Chekhov’s ‘Imaginary Bodies’, in which performers are encouraged to discover their character’s centre and the quality of the centre, provides creativity and imagination in creating a character. It also equips the performer with emotions, movements and gestures that are consistent with the character. Within a rehearsal context, this exercise asks the performer ‘leading questions’ about their character to gain more information about their personality. The performer can decide on the character’s centre (where in their body they are being led, e.g. stomach, chin, forehead), and attribute qualities to this centre, such as a hard, soft, squishy etc. quality (Chamberlain 2004, p. 140). Eventually, this exercise will aid the performer in taping into the character and will create a distinguishable difference between the character and performer. Different scenarios with different emotions, movement and gestures will be negotiated with ease. Actor and director Lenard Petit states in The Michael Chekhov Handbook, the purpose of this exercise is to transport the performer away from themselves, transforming ‘psychology with … imagination’.(Petit 2009, p. 94). To find which centres and qualities are most appropriate for a character, performers should be able to explore and be open – minded with their findings. Many practitioners and theatre academics certainly believe the use of play, creativity and reverting to childhood is essential in performance, as supported by Lorna Marshall in The Body Speaks. She states whilst many training styles require discipline and discomfort, ‘pleasure is a necessary performing skill’ (Marshall 2008, p. 121). Chekhov is associated with this notion of creativity. Time should be set aside to explore the character’s centre and quality, using imagination and play to change features of the character. Nevertheless, a disadvantage of this exercise may be it provides so many interpretation which the rational part of the performer’s brain can justify, known as ‘the little intellect’ by Chekhov, the performer may find it hard to pick just one interpretation (Petit 2009 p.97) . The performer needs to have the confidence and creativity to be able to step inside the character and explore the variety of opportunities and interpretations the exercise offers, yet can choose which is best for them and their character. In conclusion, Chekhov’s ‘Imaginary Bodies’ exercise provides opportunities for performers to develop a character in detail, being able to gauge emotions, personality, movement and gesture through tapping into the character and attributing the centre and quality to the character.
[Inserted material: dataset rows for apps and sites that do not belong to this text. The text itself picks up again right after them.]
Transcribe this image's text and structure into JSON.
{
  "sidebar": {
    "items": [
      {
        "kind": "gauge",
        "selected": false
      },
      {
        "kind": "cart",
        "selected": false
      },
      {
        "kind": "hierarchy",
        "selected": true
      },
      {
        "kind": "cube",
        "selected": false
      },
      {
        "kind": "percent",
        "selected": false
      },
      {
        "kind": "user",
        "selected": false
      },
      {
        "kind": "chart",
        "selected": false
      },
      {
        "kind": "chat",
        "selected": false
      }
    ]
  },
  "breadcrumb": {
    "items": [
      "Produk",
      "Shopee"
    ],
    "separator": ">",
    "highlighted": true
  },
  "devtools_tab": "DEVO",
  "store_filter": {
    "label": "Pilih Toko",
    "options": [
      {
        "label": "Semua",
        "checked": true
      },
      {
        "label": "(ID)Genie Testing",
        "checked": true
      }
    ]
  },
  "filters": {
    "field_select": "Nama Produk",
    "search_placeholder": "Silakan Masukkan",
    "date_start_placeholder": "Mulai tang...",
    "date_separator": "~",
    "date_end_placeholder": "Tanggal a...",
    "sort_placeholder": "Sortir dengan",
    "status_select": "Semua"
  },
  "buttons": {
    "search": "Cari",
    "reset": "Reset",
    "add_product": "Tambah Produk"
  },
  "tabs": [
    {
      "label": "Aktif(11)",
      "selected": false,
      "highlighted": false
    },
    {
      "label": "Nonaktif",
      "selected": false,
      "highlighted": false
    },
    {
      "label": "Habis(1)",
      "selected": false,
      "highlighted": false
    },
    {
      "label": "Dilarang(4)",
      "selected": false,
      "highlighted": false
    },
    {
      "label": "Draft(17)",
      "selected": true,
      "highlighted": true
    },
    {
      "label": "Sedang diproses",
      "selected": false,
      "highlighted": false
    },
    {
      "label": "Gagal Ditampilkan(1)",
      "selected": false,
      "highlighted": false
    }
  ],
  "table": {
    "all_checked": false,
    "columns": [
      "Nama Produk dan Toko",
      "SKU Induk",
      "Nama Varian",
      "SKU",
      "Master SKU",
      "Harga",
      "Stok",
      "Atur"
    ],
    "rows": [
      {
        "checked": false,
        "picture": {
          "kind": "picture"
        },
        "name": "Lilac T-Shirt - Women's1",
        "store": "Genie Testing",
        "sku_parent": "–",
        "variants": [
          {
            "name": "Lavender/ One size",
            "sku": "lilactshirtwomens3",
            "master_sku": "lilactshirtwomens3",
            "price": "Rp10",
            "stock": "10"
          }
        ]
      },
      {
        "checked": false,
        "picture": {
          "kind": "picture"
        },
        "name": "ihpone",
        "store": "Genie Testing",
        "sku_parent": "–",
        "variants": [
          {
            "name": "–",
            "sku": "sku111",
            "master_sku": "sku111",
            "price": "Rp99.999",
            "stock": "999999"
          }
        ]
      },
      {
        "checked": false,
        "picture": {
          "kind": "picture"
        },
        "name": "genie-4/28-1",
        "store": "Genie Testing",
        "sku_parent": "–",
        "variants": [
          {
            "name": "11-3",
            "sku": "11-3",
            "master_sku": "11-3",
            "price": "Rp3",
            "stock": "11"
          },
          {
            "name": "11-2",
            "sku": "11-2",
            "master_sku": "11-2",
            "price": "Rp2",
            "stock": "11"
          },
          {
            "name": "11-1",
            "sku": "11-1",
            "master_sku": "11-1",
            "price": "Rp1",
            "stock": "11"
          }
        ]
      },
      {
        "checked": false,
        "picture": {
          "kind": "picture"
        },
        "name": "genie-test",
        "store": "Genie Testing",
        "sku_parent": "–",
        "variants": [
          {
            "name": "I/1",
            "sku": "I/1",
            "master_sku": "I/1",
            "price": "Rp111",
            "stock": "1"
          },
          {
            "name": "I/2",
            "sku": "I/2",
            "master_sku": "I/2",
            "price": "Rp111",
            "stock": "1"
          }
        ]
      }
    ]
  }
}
It may be helpful to a performer as it provides a variety of opportunities and interpretations which can be explored, using imagination which many theatre practitioners believe to be a vital performance skill. Probably most crucially to Chekhov, the exercise can transform a performer, creating a discernible difference between them and the character. Bibliography Franc, Chamberlain (2004). Michael Chekhov. London: Routledge. Marshall, Lorna (2008). The Body Speaks. London: Methuen Drama. Petit, Lenard (2009). The Michael Chekhov Handbook: For the Actor. London: Routledge.